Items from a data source
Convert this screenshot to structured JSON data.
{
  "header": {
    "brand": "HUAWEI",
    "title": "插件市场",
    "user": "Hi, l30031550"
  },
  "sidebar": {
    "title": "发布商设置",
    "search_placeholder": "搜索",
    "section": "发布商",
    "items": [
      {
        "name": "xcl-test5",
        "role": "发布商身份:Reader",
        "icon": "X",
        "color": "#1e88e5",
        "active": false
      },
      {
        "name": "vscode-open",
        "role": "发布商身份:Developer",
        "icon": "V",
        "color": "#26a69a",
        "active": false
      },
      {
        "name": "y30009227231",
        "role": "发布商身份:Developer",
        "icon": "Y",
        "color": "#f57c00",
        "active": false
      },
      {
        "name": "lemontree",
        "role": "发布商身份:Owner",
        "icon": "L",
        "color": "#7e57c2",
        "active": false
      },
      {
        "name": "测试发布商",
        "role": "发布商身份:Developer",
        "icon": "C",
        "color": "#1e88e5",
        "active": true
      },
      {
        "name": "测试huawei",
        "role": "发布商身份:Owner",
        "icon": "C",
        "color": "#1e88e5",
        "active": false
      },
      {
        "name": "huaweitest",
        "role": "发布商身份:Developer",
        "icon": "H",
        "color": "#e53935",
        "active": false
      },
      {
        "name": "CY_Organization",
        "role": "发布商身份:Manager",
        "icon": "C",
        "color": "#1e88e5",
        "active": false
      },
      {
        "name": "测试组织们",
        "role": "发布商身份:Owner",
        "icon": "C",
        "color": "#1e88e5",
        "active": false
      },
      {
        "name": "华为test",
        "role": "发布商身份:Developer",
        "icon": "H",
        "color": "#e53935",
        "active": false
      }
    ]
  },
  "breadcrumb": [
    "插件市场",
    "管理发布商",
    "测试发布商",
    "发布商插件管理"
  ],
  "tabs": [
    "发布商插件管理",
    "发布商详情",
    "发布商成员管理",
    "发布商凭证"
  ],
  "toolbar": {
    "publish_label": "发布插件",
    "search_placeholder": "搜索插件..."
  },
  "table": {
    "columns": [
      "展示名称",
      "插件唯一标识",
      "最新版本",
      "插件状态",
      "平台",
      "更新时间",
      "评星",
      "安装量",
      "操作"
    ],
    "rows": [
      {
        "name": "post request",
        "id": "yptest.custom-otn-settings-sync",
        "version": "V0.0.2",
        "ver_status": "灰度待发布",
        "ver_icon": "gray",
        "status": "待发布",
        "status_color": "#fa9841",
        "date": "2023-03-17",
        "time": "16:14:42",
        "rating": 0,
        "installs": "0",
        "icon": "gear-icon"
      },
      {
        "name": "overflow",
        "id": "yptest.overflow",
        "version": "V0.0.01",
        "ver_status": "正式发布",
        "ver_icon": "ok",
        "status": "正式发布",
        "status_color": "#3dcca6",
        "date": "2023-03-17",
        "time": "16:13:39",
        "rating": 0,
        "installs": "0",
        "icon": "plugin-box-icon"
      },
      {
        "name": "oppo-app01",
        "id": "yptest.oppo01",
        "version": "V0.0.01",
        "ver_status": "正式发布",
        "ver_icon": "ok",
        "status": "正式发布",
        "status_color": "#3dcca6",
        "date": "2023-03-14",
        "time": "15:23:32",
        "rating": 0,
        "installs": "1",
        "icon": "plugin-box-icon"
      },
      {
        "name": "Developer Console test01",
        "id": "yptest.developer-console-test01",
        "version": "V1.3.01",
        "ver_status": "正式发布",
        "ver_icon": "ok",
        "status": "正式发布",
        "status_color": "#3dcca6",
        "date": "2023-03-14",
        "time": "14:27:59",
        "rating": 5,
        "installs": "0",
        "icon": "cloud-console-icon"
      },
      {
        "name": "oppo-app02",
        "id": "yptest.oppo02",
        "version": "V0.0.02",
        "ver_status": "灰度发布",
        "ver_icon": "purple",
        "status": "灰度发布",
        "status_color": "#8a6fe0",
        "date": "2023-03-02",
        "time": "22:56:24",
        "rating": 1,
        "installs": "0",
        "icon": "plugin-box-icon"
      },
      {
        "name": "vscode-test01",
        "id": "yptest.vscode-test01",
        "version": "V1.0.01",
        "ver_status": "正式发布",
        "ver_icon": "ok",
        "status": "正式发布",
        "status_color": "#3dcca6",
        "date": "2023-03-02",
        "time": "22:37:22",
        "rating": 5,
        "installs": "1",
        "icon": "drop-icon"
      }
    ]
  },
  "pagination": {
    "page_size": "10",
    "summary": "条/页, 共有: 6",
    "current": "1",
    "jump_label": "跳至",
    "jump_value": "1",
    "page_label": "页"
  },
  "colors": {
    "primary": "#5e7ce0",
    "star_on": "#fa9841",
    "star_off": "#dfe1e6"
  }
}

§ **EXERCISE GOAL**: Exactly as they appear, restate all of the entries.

§ **RESULT OF THIS EXERCISE**:
Convert this screenshot to structured JSON data.
{
  "header": {
    "brand": "HUAWEI",
    "title": "插件市场",
    "user": "Hi, l30031550"
  },
  "sidebar": {
    "title": "发布商设置",
    "search_placeholder": "搜索",
    "section": "发布商",
    "items": [
      {
        "name": "xcl-test5",
        "role": "发布商身份:Reader",
        "icon": "X",
        "color": "#1e88e5",
        "active": false
      },
      {
        "name": "vscode-open",
        "role": "发布商身份:Developer",
        "icon": "V",
        "color": "#26a69a",
        "active": false
      },
      {
        "name": "y30009227231",
        "role": "发布商身份:Developer",
        "icon": "Y",
        "color": "#f57c00",
        "active": false
      },
      {
        "name": "lemontree",
        "role": "发布商身份:Owner",
        "icon": "L",
        "color": "#7e57c2",
        "active": false
      },
      {
        "name": "测试发布商",
        "role": "发布商身份:Developer",
        "icon": "C",
        "color": "#1e88e5",
        "active": true
      },
      {
        "name": "测试huawei",
        "role": "发布商身份:Owner",
        "icon": "C",
        "color": "#1e88e5",
        "active": false
      },
      {
        "name": "huaweitest",
        "role": "发布商身份:Developer",
        "icon": "H",
        "color": "#e53935",
        "active": false
      },
      {
        "name": "CY_Organization",
        "role": "发布商身份:Manager",
        "icon": "C",
        "color": "#1e88e5",
        "active": false
      },
      {
        "name": "测试组织们",
        "role": "发布商身份:Owner",
        "icon": "C",
        "color": "#1e88e5",
        "active": false
      },
      {
        "name": "华为test",
        "role": "发布商身份:Developer",
        "icon": "H",
        "color": "#e53935",
        "active": false
      }
    ]
  },
  "breadcrumb": [
    "插件市场",
    "管理发布商",
    "测试发布商",
    "发布商插件管理"
  ],
  "tabs": [
    "发布商插件管理",
    "发布商详情",
    "发布商成员管理",
    "发布商凭证"
  ],
  "toolbar": {
    "publish_label": "发布插件",
    "search_placeholder": "搜索插件..."
  },
  "table": {
    "columns": [
      "展示名称",
      "插件唯一标识",
      "最新版本",
      "插件状态",
      "平台",
      "更新时间",
      "评星",
      "安装量",
      "操作"
    ],
    "rows": [
      {
        "name": "post request",
        "id": "yptest.custom-otn-settings-sync",
        "version": "V0.0.2",
        "ver_status": "灰度待发布",
        "ver_icon": "gray",
        "status": "待发布",
        "status_color": "#fa9841",
        "date": "2023-03-17",
        "time": "16:14:42",
        "rating": 0,
        "installs": "0",
        "icon": "gear-icon"
      },
      {
        "name": "overflow",
        "id": "yptest.overflow",
        "version": "V0.0.01",
        "ver_status": "正式发布",
        "ver_icon": "ok",
        "status": "正式发布",
        "status_color": "#3dcca6",
        "date": "2023-03-17",
        "time": "16:13:39",
        "rating": 0,
        "installs": "0",
        "icon": "plugin-box-icon"
      },
      {
        "name": "oppo-app01",
        "id": "yptest.oppo01",
        "version": "V0.0.01",
        "ver_status": "正式发布",
        "ver_icon": "ok",
        "status": "正式发布",
        "status_color": "#3dcca6",
        "date": "2023-03-14",
        "time": "15:23:32",
        "rating": 0,
        "installs": "1",
        "icon": "plugin-box-icon"
      },
      {
        "name": "Developer Console test01",
        "id": "yptest.developer-console-test01",
        "version": "V1.3.01",
        "ver_status": "正式发布",
        "ver_icon": "ok",
        "status": "正式发布",
        "status_color": "#3dcca6",
        "date": "2023-03-14",
        "time": "14:27:59",
        "rating": 5,
        "installs": "0",
        "icon": "cloud-console-icon"
      },
      {
        "name": "oppo-app02",
        "id": "yptest.oppo02",
        "version": "V0.0.02",
        "ver_status": "灰度发布",
        "ver_icon": "purple",
        "status": "灰度发布",
        "status_color": "#8a6fe0",
        "date": "2023-03-02",
        "time": "22:56:24",
        "rating": 1,
        "installs": "0",
        "icon": "plugin-box-icon"
      },
      {
        "name": "vscode-test01",
        "id": "yptest.vscode-test01",
        "version": "V1.0.01",
        "ver_status": "正式发布",
        "ver_icon": "ok",
        "status": "正式发布",
        "status_color": "#3dcca6",
        "date": "2023-03-02",
        "time": "22:37:22",
        "rating": 5,
        "installs": "1",
        "icon": "drop-icon"
      }
    ]
  },
  "pagination": {
    "page_size": "10",
    "summary": "条/页, 共有: 6",
    "current": "1",
    "jump_label": "跳至",
    "jump_value": "1",
    "page_label": "页"
  },
  "colors": {
    "primary": "#5e7ce0",
    "star_on": "#fa9841",
    "star_off": "#dfe1e6"
  }
}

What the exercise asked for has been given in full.